Rumored and discussed in Sooners circles for weeks, the Stoops brothers are again back together. Well, close.
Mike confirmed to The Oklahoman on Thursday morning that he will soon join brother Bob’s coaching staff as the defensive play-caller and secondary coach, even if the official university announcement has not yet been made. (That could come Friday.) The lingering question, hovering in the bitter winter air, is this: At what cost?
Not in financial particulars, mind you, but could Mike Stoops’ return lead to Brent Venables’ departure? It’s dangling there, threatening to break up the defensive brain trust that had dominating success at OU a decade ago.
Sources had said the past month or so that Venables would be fine with sharing the co-defensive coordinator title, just as he did with Mike Stoops from 1999-2003 — in the current regime’s heyday that included the 2000 national championship.
Things changed, though, when Venables started to recognize that this would be perceived by most as a demotion, since Mike Stoops would again be the principal defensive play-caller.
Venables has considered, and been considered for, a number of head coaching jobs the past few years. Bob Stoops has often talked about the need to be selective in choosing a head job. Venables has followed that philosophy, turning away from middling programs in need of a new boss and seeking to strive toward the upper echelon programs — just as Bob Stoops, himself, did when he landed at OU in 1999.
It’s left Venables in a waiting game, which continued long enough for another Stoops to circle back to the Sooners.
With some interest in recent days and weeks from programs such as Auburn and West Virginia, to be their defensive coordinator, Venables has been listening. A new opening, Clemson, could be intriguing, as well. Venables interviewed to be the Tigers’ head coach in 2008.
In the meantime, a school source said Thursday that OU officials — including Bob Stoops and athletic director Joe Castiglione — are working to keep Venables where he is.
Mike Stoops, for one, wasn’t sure what the outcome with Venables would be.
“There are certainly rumors and I’m sure there are possibilities for everybody,” he said. “Each individual circumstance is different. Good coaches are going to be approached by a lot of different people at different times. That’s just kind of what you go through at the end of a season. “I’m sure Brent is going to do what’s best for him.”
As for Mike Stoops, he had spoken with Urban Meyer about becoming Ohio State’s defensive coordinator. He had talked to former OU offensive coordinator Kevin Sumlin about doing the same at Texas A&M. His name surfaced for other coordinator gigs, such as the openings at Nebraska and South Carolina. He had no shortage of opportunities.
Familiarity won out.
“I’m excited,” he said. “Obviously, Oklahoma is the one I felt the most comfortable with, trusted the most.

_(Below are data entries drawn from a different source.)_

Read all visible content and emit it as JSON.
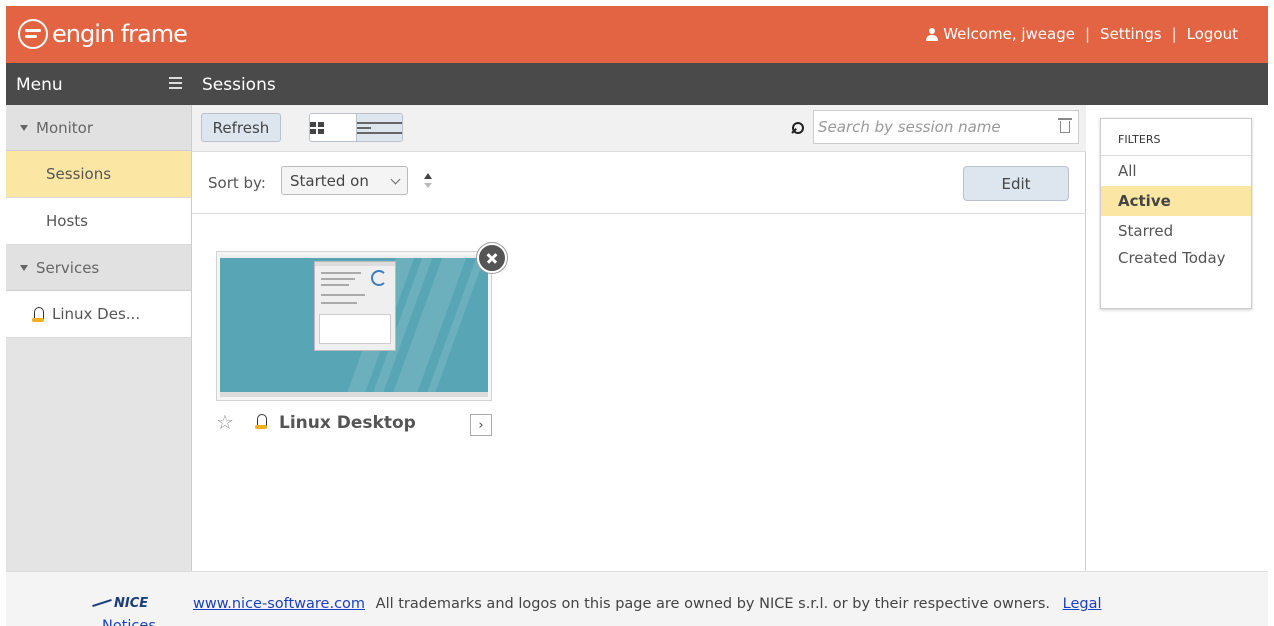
{
  "header": {
    "logo_text": "engin frame",
    "welcome": "Welcome, jweage",
    "settings": "Settings",
    "logout": "Logout",
    "separator": "|",
    "brand_color": "#e36442"
  },
  "menu": {
    "title": "Menu",
    "sections": [
      {
        "label": "Monitor",
        "items": [
          {
            "label": "Sessions",
            "active": true
          },
          {
            "label": "Hosts",
            "active": false
          }
        ]
      },
      {
        "label": "Services",
        "items": [
          {
            "label": "Linux Des..."
          }
        ]
      }
    ]
  },
  "page": {
    "title": "Sessions"
  },
  "toolbar": {
    "refresh": "Refresh",
    "search_placeholder": "Search by session name"
  },
  "sort": {
    "label": "Sort by:",
    "selected": "Started on",
    "edit": "Edit"
  },
  "sessions": [
    {
      "name": "Linux Desktop",
      "starred": false
    }
  ],
  "filters": {
    "heading": "FILTERS",
    "options": [
      {
        "label": "All",
        "active": false
      },
      {
        "label": "Active",
        "active": true
      },
      {
        "label": "Starred",
        "active": false
      },
      {
        "label": "Created Today",
        "active": false
      }
    ]
  },
  "footer": {
    "logo": "NICE",
    "link": "www.nice-software.com",
    "text": "All trademarks and logos on this page are owned by NICE s.r.l. or by their respective owners.",
    "legal_1": "Legal",
    "legal_2": "Notices"
  }
}
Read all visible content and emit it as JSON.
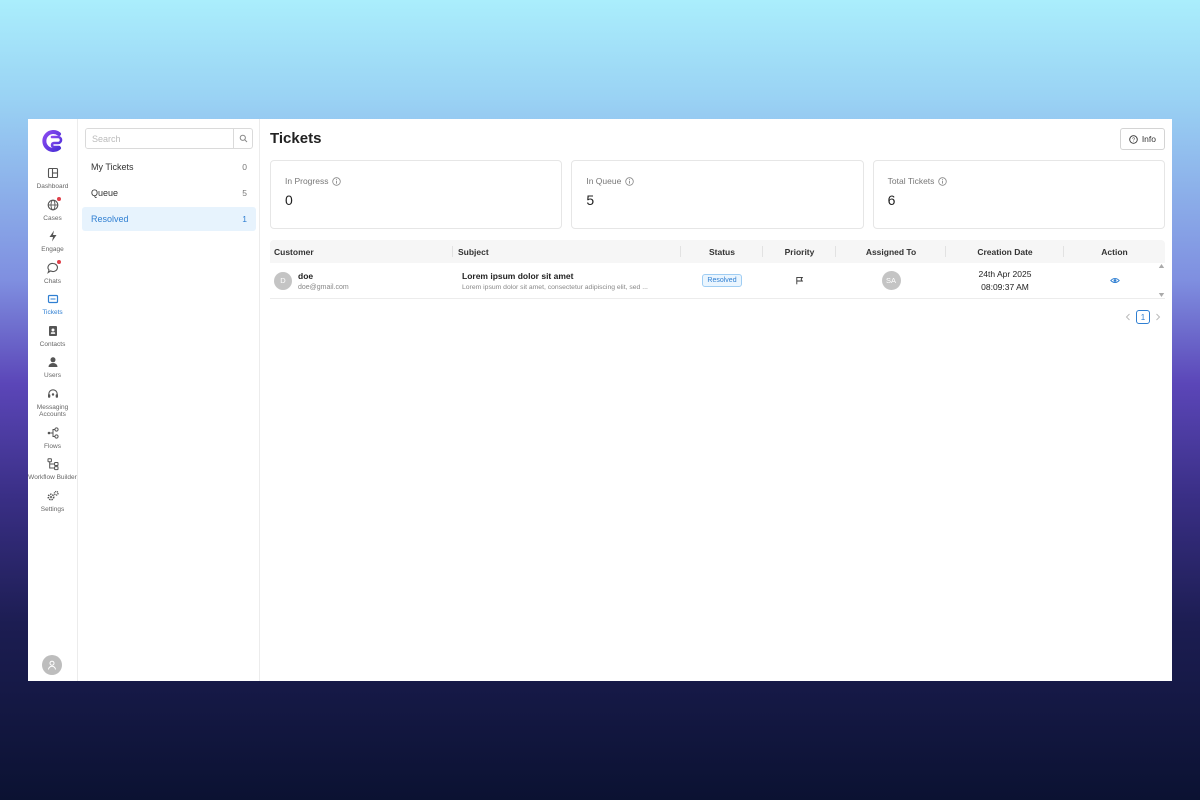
{
  "nav": {
    "items": [
      {
        "label": "Dashboard",
        "icon": "dashboard-icon"
      },
      {
        "label": "Cases",
        "icon": "globe-icon",
        "dot": true
      },
      {
        "label": "Engage",
        "icon": "lightning-icon"
      },
      {
        "label": "Chats",
        "icon": "chat-bubble-icon",
        "dot": true
      },
      {
        "label": "Tickets",
        "icon": "ticket-icon",
        "active": true
      },
      {
        "label": "Contacts",
        "icon": "contact-card-icon"
      },
      {
        "label": "Users",
        "icon": "user-icon"
      },
      {
        "label": "Messaging Accounts",
        "icon": "headset-icon"
      },
      {
        "label": "Flows",
        "icon": "flow-icon"
      },
      {
        "label": "Workflow Builder",
        "icon": "workflow-icon"
      },
      {
        "label": "Settings",
        "icon": "gears-icon"
      }
    ]
  },
  "sidebar": {
    "search_placeholder": "Search",
    "items": [
      {
        "label": "My Tickets",
        "count": "0"
      },
      {
        "label": "Queue",
        "count": "5"
      },
      {
        "label": "Resolved",
        "count": "1",
        "active": true
      }
    ]
  },
  "header": {
    "title": "Tickets",
    "info_label": "Info"
  },
  "stats": [
    {
      "label": "In Progress",
      "value": "0"
    },
    {
      "label": "In Queue",
      "value": "5"
    },
    {
      "label": "Total Tickets",
      "value": "6"
    }
  ],
  "table": {
    "columns": [
      "Customer",
      "Subject",
      "Status",
      "Priority",
      "Assigned To",
      "Creation Date",
      "Action"
    ],
    "rows": [
      {
        "customer_initial": "D",
        "customer_name": "doe",
        "customer_email": "doe@gmail.com",
        "subject_title": "Lorem ipsum dolor sit amet",
        "subject_desc": "Lorem ipsum dolor sit amet, consectetur adipiscing elit, sed ...",
        "status": "Resolved",
        "priority_icon": "flag-icon",
        "assignee_initials": "SA",
        "date": "24th Apr 2025",
        "time": "08:09:37 AM",
        "action_icon": "eye-icon"
      }
    ]
  },
  "pagination": {
    "current": "1"
  },
  "colors": {
    "accent": "#2f7fd2",
    "brand": "#6b3de0",
    "alert_dot": "#e0404a"
  }
}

I feel we can win at the very highest level, which is exciting to me.”
So did family.
“To be able to do it with your brother is even more exciting,” he said. “We’ve certainly had a great relationship. I loved my time working there. I love the guys I’ll be able to work with.
“To be able to work with Brent, Bobby Jack (Wright) and Jackie (Shipp) is even more exciting.”
Mike Stoops was fired Oct. 10 after 7 1/2 seasons as the head coach at Arizona. He had taken the Wildcats to bowl games the past three seasons, but then the program ran into a buzz saw to begin the 2011 season.
They were manhandled in consecutive weeks by Oklahoma State, Stanford, Oregon and Southern Cal — teams that finished in the top eight of the final Associated Press poll. The Wildcats started 1-5, and Mike Stoops was out of a job.
With some idle time, he hung around his old stomping grounds in Norman. He attended the Oct. 22 game against Texas Tech, a stunning loss that halted OU’s 39-game home win streak and battered the Sooners’ national title dreams.
He again appeared on the OU sideline for the team’s Dec. 30 Insight Bowl victory against Iowa in Tempe, Ariz. Bob Stoops downplayed his brother’s visit, saying it was mostly due to the location of the game.
The next day, though, he said he would like to bring Mike back “in the right circumstances.” That included finding a spot for him. Willie Martinez’s name was connected to openings at Auburn, Illinois and Kansas, but he has yet to land one of those jobs. Martinez, the secondary coach the past two seasons, is expected to be the odd man out in the moves.
The Big 12 has changed since Mike Stoops last coached at OU, evolving into a quarterback-heavy and pass-happy league.
He countered that he saw much of the same in the Pac-10, which last season became the Pac-12.
Arizona’s defenses were ranked in the top 35 from 2008-2010, but they were struggling mightily in October when the staff change came about.
It was a sore spot in Oklahoma, too. OU gave up 241.5 passing yards a game in 2011, 79th in the country. Breakdowns in the secondary were chiefly to blame in the losses to Texas Tech and Baylor. The Sooners gave up a whopping 931 passing yards in those games.
“Those offenses are very difficult (to defend),” Mike Stoops said. “They use the entire space on the field. That’s what offenses are doing now. Making you defend the entire field is difficult.
“You have a lot of one-on-one matchups. Obviously, you have to be very strong in the secondary.”